Problem requirements:
Copy all records exactly, excluding images.

Materials provided:

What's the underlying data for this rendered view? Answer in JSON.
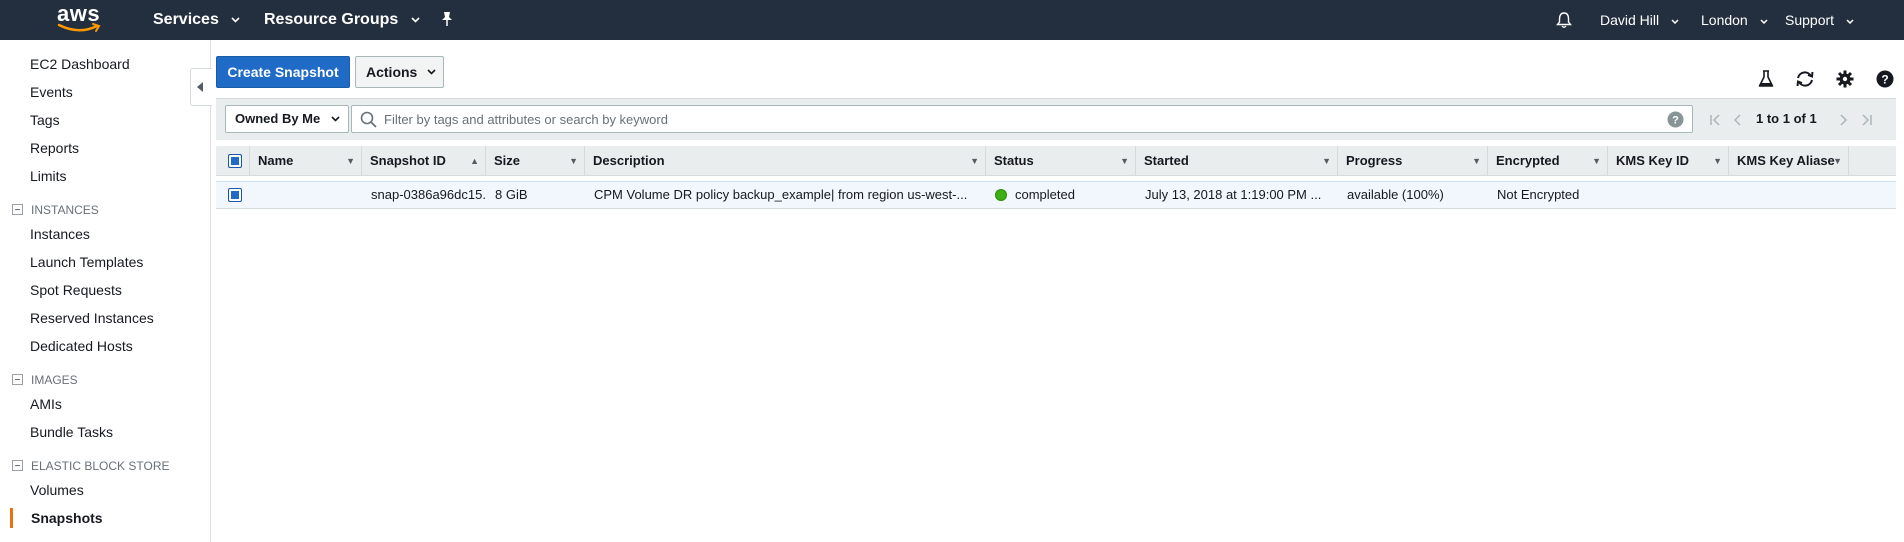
{
  "topnav": {
    "logo_text": "aws",
    "services_label": "Services",
    "resource_groups_label": "Resource Groups",
    "user_label": "David Hill",
    "region_label": "London",
    "support_label": "Support"
  },
  "sidebar": {
    "top_links": [
      {
        "label": "EC2 Dashboard"
      },
      {
        "label": "Events"
      },
      {
        "label": "Tags"
      },
      {
        "label": "Reports"
      },
      {
        "label": "Limits"
      }
    ],
    "instances_section": {
      "title": "INSTANCES",
      "items": [
        {
          "label": "Instances"
        },
        {
          "label": "Launch Templates"
        },
        {
          "label": "Spot Requests"
        },
        {
          "label": "Reserved Instances"
        },
        {
          "label": "Dedicated Hosts"
        }
      ]
    },
    "images_section": {
      "title": "IMAGES",
      "items": [
        {
          "label": "AMIs"
        },
        {
          "label": "Bundle Tasks"
        }
      ]
    },
    "ebs_section": {
      "title": "ELASTIC BLOCK STORE",
      "items": [
        {
          "label": "Volumes"
        },
        {
          "label": "Snapshots"
        }
      ]
    },
    "active_item": "Snapshots",
    "accent_color": "#ec7211"
  },
  "toolbar": {
    "create_label": "Create Snapshot",
    "actions_label": "Actions"
  },
  "filter": {
    "owned_label": "Owned By Me",
    "search_placeholder": "Filter by tags and attributes or search by keyword",
    "pager_text": "1 to 1 of 1"
  },
  "table": {
    "columns": [
      {
        "label": "Name"
      },
      {
        "label": "Snapshot ID"
      },
      {
        "label": "Size"
      },
      {
        "label": "Description"
      },
      {
        "label": "Status"
      },
      {
        "label": "Started"
      },
      {
        "label": "Progress"
      },
      {
        "label": "Encrypted"
      },
      {
        "label": "KMS Key ID"
      },
      {
        "label": "KMS Key Aliase"
      }
    ],
    "rows": [
      {
        "selected": true,
        "name": "",
        "snapshot_id": "snap-0386a96dc15...",
        "size": "8 GiB",
        "description": "CPM Volume DR policy backup_example| from region us-west-...",
        "status": "completed",
        "status_color": "#3cb010",
        "started": "July 13, 2018 at 1:19:00 PM ...",
        "progress": "available (100%)",
        "encrypted": "Not Encrypted",
        "kms_key_id": "",
        "kms_key_alias": ""
      }
    ]
  },
  "icons": [
    "bell-icon",
    "pin-icon",
    "flask-icon",
    "refresh-icon",
    "gear-icon",
    "help-icon",
    "search-icon",
    "first-page-icon",
    "prev-page-icon",
    "next-page-icon",
    "last-page-icon"
  ]
}
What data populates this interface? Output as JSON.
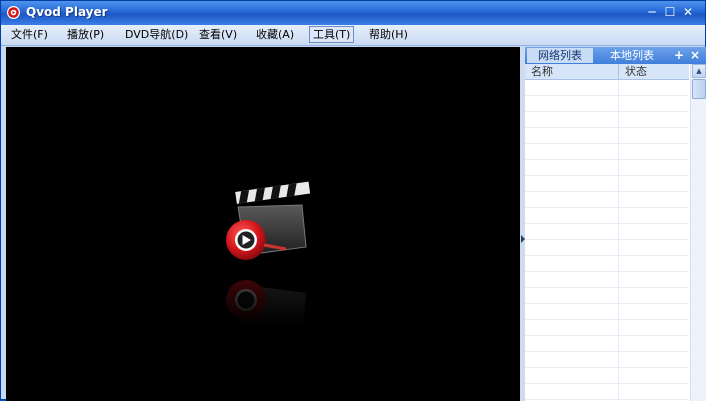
{
  "window": {
    "title": "Qvod Player"
  },
  "titlebar": {
    "minimize": "─",
    "maximize": "☐",
    "close": "✕"
  },
  "menu": {
    "items": [
      {
        "label": "文件(F)"
      },
      {
        "label": "播放(P)"
      },
      {
        "label": "DVD导航(D)"
      },
      {
        "label": "查看(V)"
      },
      {
        "label": "收藏(A)"
      },
      {
        "label": "工具(T)"
      },
      {
        "label": "帮助(H)"
      }
    ],
    "active_index": 5
  },
  "panel": {
    "tabs": [
      {
        "label": "网络列表",
        "selected": true
      },
      {
        "label": "本地列表",
        "selected": false
      }
    ],
    "add_button": "+",
    "close_button": "×",
    "columns": {
      "name": "名称",
      "status": "状态"
    },
    "rows": []
  },
  "colors": {
    "title_bar": "#2467d7",
    "video_background": "#000000",
    "logo_red": "#d2151b"
  }
}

Solution to this problem:
What's the underlying data for this rendered view? Answer in JSON.
{
  "topnav": {
    "logo_text": "aws",
    "services_label": "Services",
    "resource_groups_label": "Resource Groups",
    "user_label": "David Hill",
    "region_label": "London",
    "support_label": "Support"
  },
  "sidebar": {
    "top_links": [
      {
        "label": "EC2 Dashboard"
      },
      {
        "label": "Events"
      },
      {
        "label": "Tags"
      },
      {
        "label": "Reports"
      },
      {
        "label": "Limits"
      }
    ],
    "instances_section": {
      "title": "INSTANCES",
      "items": [
        {
          "label": "Instances"
        },
        {
          "label": "Launch Templates"
        },
        {
          "label": "Spot Requests"
        },
        {
          "label": "Reserved Instances"
        },
        {
          "label": "Dedicated Hosts"
        }
      ]
    },
    "images_section": {
      "title": "IMAGES",
      "items": [
        {
          "label": "AMIs"
        },
        {
          "label": "Bundle Tasks"
        }
      ]
    },
    "ebs_section": {
      "title": "ELASTIC BLOCK STORE",
      "items": [
        {
          "label": "Volumes"
        },
        {
          "label": "Snapshots"
        }
      ]
    },
    "active_item": "Snapshots",
    "accent_color": "#ec7211"
  },
  "toolbar": {
    "create_label": "Create Snapshot",
    "actions_label": "Actions"
  },
  "filter": {
    "owned_label": "Owned By Me",
    "search_placeholder": "Filter by tags and attributes or search by keyword",
    "pager_text": "1 to 1 of 1"
  },
  "table": {
    "columns": [
      {
        "label": "Name"
      },
      {
        "label": "Snapshot ID"
      },
      {
        "label": "Size"
      },
      {
        "label": "Description"
      },
      {
        "label": "Status"
      },
      {
        "label": "Started"
      },
      {
        "label": "Progress"
      },
      {
        "label": "Encrypted"
      },
      {
        "label": "KMS Key ID"
      },
      {
        "label": "KMS Key Aliase"
      }
    ],
    "rows": [
      {
        "selected": true,
        "name": "",
        "snapshot_id": "snap-0386a96dc15...",
        "size": "8 GiB",
        "description": "CPM Volume DR policy backup_example| from region us-west-...",
        "status": "completed",
        "status_color": "#3cb010",
        "started": "July 13, 2018 at 1:19:00 PM ...",
        "progress": "available (100%)",
        "encrypted": "Not Encrypted",
        "kms_key_id": "",
        "kms_key_alias": ""
      }
    ]
  },
  "icons": [
    "bell-icon",
    "pin-icon",
    "flask-icon",
    "refresh-icon",
    "gear-icon",
    "help-icon",
    "search-icon",
    "first-page-icon",
    "prev-page-icon",
    "next-page-icon",
    "last-page-icon"
  ]
}
What data populates this interface? Output as JSON.
{
  "window": {
    "title": "Qvod Player"
  },
  "titlebar": {
    "minimize": "─",
    "maximize": "☐",
    "close": "✕"
  },
  "menu": {
    "items": [
      {
        "label": "文件(F)"
      },
      {
        "label": "播放(P)"
      },
      {
        "label": "DVD导航(D)"
      },
      {
        "label": "查看(V)"
      },
      {
        "label": "收藏(A)"
      },
      {
        "label": "工具(T)"
      },
      {
        "label": "帮助(H)"
      }
    ],
    "active_index": 5
  },
  "panel": {
    "tabs": [
      {
        "label": "网络列表",
        "selected": true
      },
      {
        "label": "本地列表",
        "selected": false
      }
    ],
    "add_button": "+",
    "close_button": "×",
    "columns": {
      "name": "名称",
      "status": "状态"
    },
    "rows": []
  },
  "colors": {
    "title_bar": "#2467d7",
    "video_background": "#000000",
    "logo_red": "#d2151b"
  }
}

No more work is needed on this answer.